> **WHAT THIS TASK INVOLVES**:
A verbatim copy of the full data, with no pictures, is the expected answer.

[Element data from apps and pages]
*** Block opens ***

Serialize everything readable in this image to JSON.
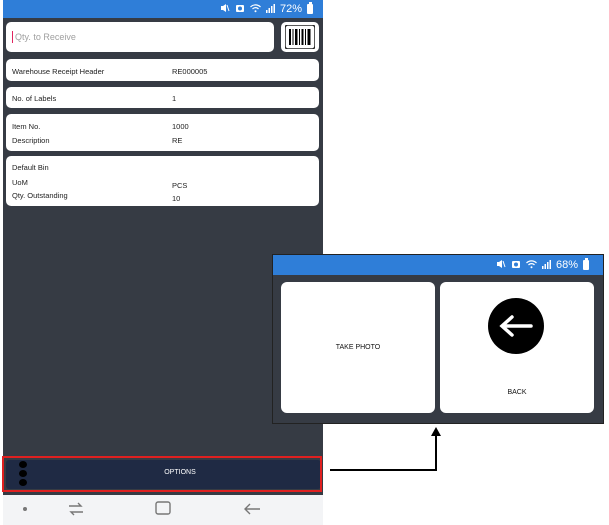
{
  "status_bar": {
    "battery": "72%",
    "icons": [
      "mute-icon",
      "alarm-icon",
      "wifi-icon",
      "signal-icon",
      "battery-icon"
    ]
  },
  "qty_input": {
    "placeholder": "Qty. to Receive",
    "value": ""
  },
  "barcode": {
    "icon": "barcode-icon"
  },
  "cards": {
    "receipt_header": {
      "label": "Warehouse Receipt Header",
      "value": "RE000005"
    },
    "labels": {
      "label": "No. of Labels",
      "value": "1"
    },
    "item": {
      "item_no_label": "Item No.",
      "item_no_value": "1000",
      "description_label": "Description",
      "description_value": "RE"
    },
    "bin": {
      "default_bin_label": "Default Bin",
      "default_bin_value": "",
      "uom_label": "UoM",
      "uom_value": "PCS",
      "outstanding_label": "Qty. Outstanding",
      "outstanding_value": "10"
    }
  },
  "bottom_bar": {
    "options_label": "OPTIONS",
    "menu_icon": "vertical-dots-icon"
  },
  "nav_bar": {
    "icons": [
      "dot-icon",
      "recent-apps-icon",
      "home-icon",
      "back-arrow-icon"
    ]
  },
  "popup": {
    "status_bar": {
      "battery": "68%"
    },
    "take_photo_label": "TAKE PHOTO",
    "back_label": "BACK"
  },
  "colors": {
    "status_bar": "#2f7ed8",
    "background": "#363b44",
    "bottom_bar": "#1f2a44",
    "highlight": "#e02020"
  }
}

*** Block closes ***

> **OUTPUT**:
Serialize everything readable in this image to JSON.
{
  "status_bar": {
    "battery": "72%",
    "icons": [
      "mute-icon",
      "alarm-icon",
      "wifi-icon",
      "signal-icon",
      "battery-icon"
    ]
  },
  "qty_input": {
    "placeholder": "Qty. to Receive",
    "value": ""
  },
  "barcode": {
    "icon": "barcode-icon"
  },
  "cards": {
    "receipt_header": {
      "label": "Warehouse Receipt Header",
      "value": "RE000005"
    },
    "labels": {
      "label": "No. of Labels",
      "value": "1"
    },
    "item": {
      "item_no_label": "Item No.",
      "item_no_value": "1000",
      "description_label": "Description",
      "description_value": "RE"
    },
    "bin": {
      "default_bin_label": "Default Bin",
      "default_bin_value": "",
      "uom_label": "UoM",
      "uom_value": "PCS",
      "outstanding_label": "Qty. Outstanding",
      "outstanding_value": "10"
    }
  },
  "bottom_bar": {
    "options_label": "OPTIONS",
    "menu_icon": "vertical-dots-icon"
  },
  "nav_bar": {
    "icons": [
      "dot-icon",
      "recent-apps-icon",
      "home-icon",
      "back-arrow-icon"
    ]
  },
  "popup": {
    "status_bar": {
      "battery": "68%"
    },
    "take_photo_label": "TAKE PHOTO",
    "back_label": "BACK"
  },
  "colors": {
    "status_bar": "#2f7ed8",
    "background": "#363b44",
    "bottom_bar": "#1f2a44",
    "highlight": "#e02020"
  }
}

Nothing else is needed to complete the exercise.